Tuesday, February 7, 2017

CSI: A Tempest by Amie Cesaire

CSI: A Tempest by Aime Cesaire (1969)
Translated by Richard Miller (1992)
Zoe Roth, Julia Rowley

    Aime Cesaire
-Poet and politician from Martinique, a French colony
-Other works: Discourse on Colonialism
    -Established a provocative direct link between colonialism and fascism
-Mayor of Fort-de-France, ran under the Communist party
-Later resigned because he felt communism made racism a subordinate issue to class struggle
-In french; 1969 Hammamet, Tunisia and 1970 Paris.
    -1992 Pennont in Martinique kept Eshu on stage the whole time.
    -Negritude: “The first diasporic ‘black pride’ movement”(pg vii)
-Surrealism: ideals or practice of producing fantastic imagery or effects in art by means of unnatural or irrational juxtapositions and combinations.
- Marxism: Wanted to get rid of social and economic classes and materialism.
    -1946, Martinique joined France under their Overseas department instead of gaining independence.
    -1960’s Civil Rights movement in America. (Some compare Malcolm X to Caliban and Martin Luther King Jr. to Ariel)

-New character, Master of ceremonies and black devil-god.
        -From Yoruba Nigerian/Latin American mythology
        -Harsher and chaotic unlike other spirits
        -Yoruba deity of thunder, chaotic nature theme
        -Caliban changes his name because it loses meaning when Prospero says it.
        -“Uhuru” means freedom in Swahili
        -”Cannibal” or “Hannibal” (pg 20)
        -Fowl language, especially Eshu, and the drunks
        -’Ghetto’ and how Prospero vs Caliban see the caves
        -Caliban cares for the earth, calls Prospero Anti-Nature
        -Prospero sees the land as riches to use, as do the royals
        -Relates to colonization and just using resources
    Prospero directs
        -The tempest is personified as a character with a part in the “play”
-Prospero enters with megaphone, “It’s only a play” (pg 12)
        -Puts on the wedding show then it gets crashed by Eshu
        -Eshu is the real director, “Master of Ceremonies”
        -Translator includes own ideas for tunes
        -Direct translations in the back of the book
        -Caliban chants instead of sings
        -Explicitly says Ariel is mulatto while Caliban and Eshu are black
        - The 3 characters who are slaves and ‘lesser’ (excludes Miranda)
        -”Your ‘white’ magic!” Caliban to Prospero (pg 60)       
-Often used as another example of the lack of civilization displayed by Caliban, an exorcism is suggested
-Introduces another dimension of responsibility and forgiveness: the difference between attrition and contrition is discussed (pg 35)

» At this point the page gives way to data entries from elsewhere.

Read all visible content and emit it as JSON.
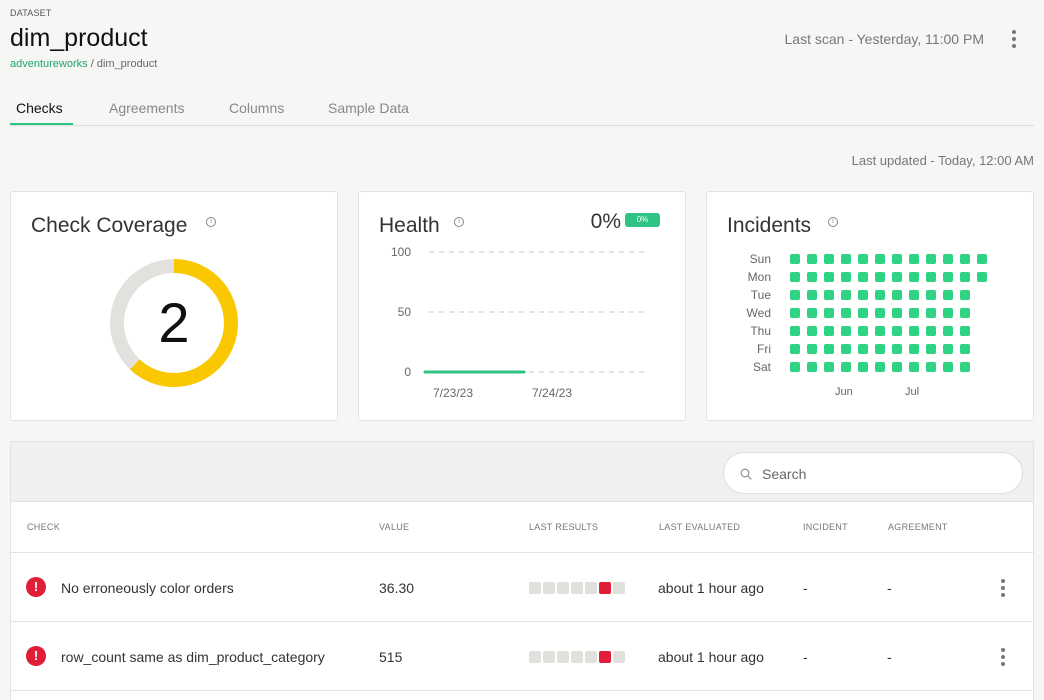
{
  "header": {
    "eyebrow": "DATASET",
    "title": "dim_product",
    "breadcrumb_link": "adventureworks",
    "breadcrumb_sep": " / ",
    "breadcrumb_current": "dim_product",
    "last_scan": "Last scan - Yesterday, 11:00 PM"
  },
  "tabs": [
    {
      "label": "Checks",
      "active": true
    },
    {
      "label": "Agreements",
      "active": false
    },
    {
      "label": "Columns",
      "active": false
    },
    {
      "label": "Sample Data",
      "active": false
    }
  ],
  "last_updated": "Last updated - Today, 12:00 AM",
  "coverage": {
    "title": "Check Coverage",
    "value": "2",
    "covered_fraction": 0.62,
    "colors": {
      "covered": "#f9c800",
      "uncovered": "#e2e1de"
    }
  },
  "health": {
    "title": "Health",
    "percent": "0%",
    "badge": "0%",
    "accent": "#2ec283"
  },
  "chart_data": {
    "type": "line",
    "title": "Health",
    "x": [
      "7/23/23",
      "7/24/23"
    ],
    "series": [
      {
        "values": [
          0,
          0
        ]
      }
    ],
    "yticks": [
      "100",
      "50",
      "0"
    ],
    "ylim": [
      0,
      100
    ],
    "grid": true
  },
  "incidents": {
    "title": "Incidents",
    "days": [
      "Sun",
      "Mon",
      "Tue",
      "Wed",
      "Thu",
      "Fri",
      "Sat"
    ],
    "weeks_per_day": [
      12,
      12,
      11,
      11,
      11,
      11,
      11
    ],
    "months": [
      "Jun",
      "Jul"
    ],
    "dot_color": "#2ed483"
  },
  "search": {
    "placeholder": "Search"
  },
  "table": {
    "columns": [
      "CHECK",
      "VALUE",
      "LAST RESULTS",
      "LAST EVALUATED",
      "INCIDENT",
      "AGREEMENT"
    ],
    "rows": [
      {
        "check": "No erroneously color orders",
        "value": "36.30",
        "results": [
          "ok",
          "ok",
          "ok",
          "ok",
          "ok",
          "fail",
          "ok"
        ],
        "evaluated": "about 1 hour ago",
        "incident": "-",
        "agreement": "-"
      },
      {
        "check": "row_count same as dim_product_category",
        "value": "515",
        "results": [
          "ok",
          "ok",
          "ok",
          "ok",
          "ok",
          "fail",
          "ok"
        ],
        "evaluated": "about 1 hour ago",
        "incident": "-",
        "agreement": "-"
      }
    ]
  }
}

Death of a Salesman by Arthur Miller (1949)
-“Once you’ve squeezed the juice from the orange, you toss the rind away” Caliban to Prospero (pg 19)
-”You can’t eat the orange and throw the peel away — a man is not a piece of fruit!” Lowman to his boss after being fired.
Rosencrantz & Guildenstern are Dead (1967)/ Waiting for Godot (1952)
-Trinculo and Stephano are both useless, especially drunk
-Go back and forth but don’t do anything helpful
-”I can’t take anymore… I’m going to sit down!” Trinculo to Stephano (pg 54)
-Estragon sits down on the mound. Vladimir paces agitatedly to and fro, halting from time to time to gaze into distance off.” Waiting for Godot
Uncle Tom’s Cabin by Harriet Beecher Stowe (1852)
    -Racism and slavery (pg 26)
Hannibal the Cannibal, novel series (1981)
    Came after A Tempest. Probably just rhymes and historical Hannibal.
    -Hannibal from Carthage, on the most renowned military generals in history.
“Vox populi, vox Dei” (pg 44)
    “The voice of the people, the voice of God”
    -Common phrase about political wisdom
The Odyssey
    References to Ulysses, Cyclops, and Nausicaa
    -Uses the Latin translation of the language
    -Adds a different dimension to the relationship between Ferdinand and Miranda
    -Cesaire was inspired by Epic Heroes

Works Cited
    Césaire, Aimé. A tempest: based on Shakespeare's The tempest, adaptation for a Black theatre. Trans. Richard Miller. New York: TCG Translations, 2002. Print.
Cesaire’s’ Une Tempete at The Gate (pdf)
Green, Victoria. "A Tempest Themes of African Mythology and Referencing Civil Rights Activist." Theater 271. Web. 06 Feb. 2017.
Iiwinc. "History of Martinique." Martinique History. Caribya, n.d. Web. 06 Feb. 2017.

No comments:

Post a Comment